[Web page and app entries]
▬▬▬▬▬▬

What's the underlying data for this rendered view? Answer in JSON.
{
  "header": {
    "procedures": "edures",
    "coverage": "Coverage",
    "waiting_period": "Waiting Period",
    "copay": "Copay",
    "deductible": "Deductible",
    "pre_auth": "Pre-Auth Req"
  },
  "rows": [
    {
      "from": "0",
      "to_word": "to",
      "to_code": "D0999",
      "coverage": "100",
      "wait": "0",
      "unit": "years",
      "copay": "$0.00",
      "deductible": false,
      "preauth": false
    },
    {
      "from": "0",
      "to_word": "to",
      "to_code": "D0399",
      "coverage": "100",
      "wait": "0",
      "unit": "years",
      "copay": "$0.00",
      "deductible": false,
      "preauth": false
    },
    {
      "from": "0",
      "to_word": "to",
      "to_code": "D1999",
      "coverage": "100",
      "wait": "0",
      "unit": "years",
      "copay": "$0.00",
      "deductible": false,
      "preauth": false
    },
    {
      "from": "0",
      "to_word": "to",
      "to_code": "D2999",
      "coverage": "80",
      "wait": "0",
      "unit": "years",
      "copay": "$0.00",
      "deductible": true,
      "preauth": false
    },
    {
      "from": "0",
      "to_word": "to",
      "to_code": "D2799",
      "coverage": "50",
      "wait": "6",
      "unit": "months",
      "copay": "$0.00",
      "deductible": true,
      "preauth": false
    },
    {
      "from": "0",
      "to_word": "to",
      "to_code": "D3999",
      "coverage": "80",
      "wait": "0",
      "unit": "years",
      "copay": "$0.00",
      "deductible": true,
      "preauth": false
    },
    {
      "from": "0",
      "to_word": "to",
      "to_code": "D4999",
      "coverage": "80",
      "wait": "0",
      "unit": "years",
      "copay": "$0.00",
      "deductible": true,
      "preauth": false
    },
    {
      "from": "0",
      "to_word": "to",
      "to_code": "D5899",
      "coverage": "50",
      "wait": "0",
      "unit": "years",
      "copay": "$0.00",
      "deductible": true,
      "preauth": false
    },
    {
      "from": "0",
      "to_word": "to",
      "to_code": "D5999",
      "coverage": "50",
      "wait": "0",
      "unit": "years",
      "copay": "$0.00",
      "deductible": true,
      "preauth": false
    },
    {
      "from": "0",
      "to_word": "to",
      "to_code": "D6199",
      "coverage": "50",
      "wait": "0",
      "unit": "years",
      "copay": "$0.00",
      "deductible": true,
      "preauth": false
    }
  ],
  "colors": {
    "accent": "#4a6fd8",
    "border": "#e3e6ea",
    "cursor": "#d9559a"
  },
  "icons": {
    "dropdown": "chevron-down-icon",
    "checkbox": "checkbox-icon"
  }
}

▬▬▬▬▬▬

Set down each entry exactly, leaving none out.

> **Response area**:
What's the underlying data for this rendered view? Answer in JSON.
{
  "header": {
    "procedures": "edures",
    "coverage": "Coverage",
    "waiting_period": "Waiting Period",
    "copay": "Copay",
    "deductible": "Deductible",
    "pre_auth": "Pre-Auth Req"
  },
  "rows": [
    {
      "from": "0",
      "to_word": "to",
      "to_code": "D0999",
      "coverage": "100",
      "wait": "0",
      "unit": "years",
      "copay": "$0.00",
      "deductible": false,
      "preauth": false
    },
    {
      "from": "0",
      "to_word": "to",
      "to_code": "D0399",
      "coverage": "100",
      "wait": "0",
      "unit": "years",
      "copay": "$0.00",
      "deductible": false,
      "preauth": false
    },
    {
      "from": "0",
      "to_word": "to",
      "to_code": "D1999",
      "coverage": "100",
      "wait": "0",
      "unit": "years",
      "copay": "$0.00",
      "deductible": false,
      "preauth": false
    },
    {
      "from": "0",
      "to_word": "to",
      "to_code": "D2999",
      "coverage": "80",
      "wait": "0",
      "unit": "years",
      "copay": "$0.00",
      "deductible": true,
      "preauth": false
    },
    {
      "from": "0",
      "to_word": "to",
      "to_code": "D2799",
      "coverage": "50",
      "wait": "6",
      "unit": "months",
      "copay": "$0.00",
      "deductible": true,
      "preauth": false
    },
    {
      "from": "0",
      "to_word": "to",
      "to_code": "D3999",
      "coverage": "80",
      "wait": "0",
      "unit": "years",
      "copay": "$0.00",
      "deductible": true,
      "preauth": false
    },
    {
      "from": "0",
      "to_word": "to",
      "to_code": "D4999",
      "coverage": "80",
      "wait": "0",
      "unit": "years",
      "copay": "$0.00",
      "deductible": true,
      "preauth": false
    },
    {
      "from": "0",
      "to_word": "to",
      "to_code": "D5899",
      "coverage": "50",
      "wait": "0",
      "unit": "years",
      "copay": "$0.00",
      "deductible": true,
      "preauth": false
    },
    {
      "from": "0",
      "to_word": "to",
      "to_code": "D5999",
      "coverage": "50",
      "wait": "0",
      "unit": "years",
      "copay": "$0.00",
      "deductible": true,
      "preauth": false
    },
    {
      "from": "0",
      "to_word": "to",
      "to_code": "D6199",
      "coverage": "50",
      "wait": "0",
      "unit": "years",
      "copay": "$0.00",
      "deductible": true,
      "preauth": false
    }
  ],
  "colors": {
    "accent": "#4a6fd8",
    "border": "#e3e6ea",
    "cursor": "#d9559a"
  },
  "icons": {
    "dropdown": "chevron-down-icon",
    "checkbox": "checkbox-icon"
  }
}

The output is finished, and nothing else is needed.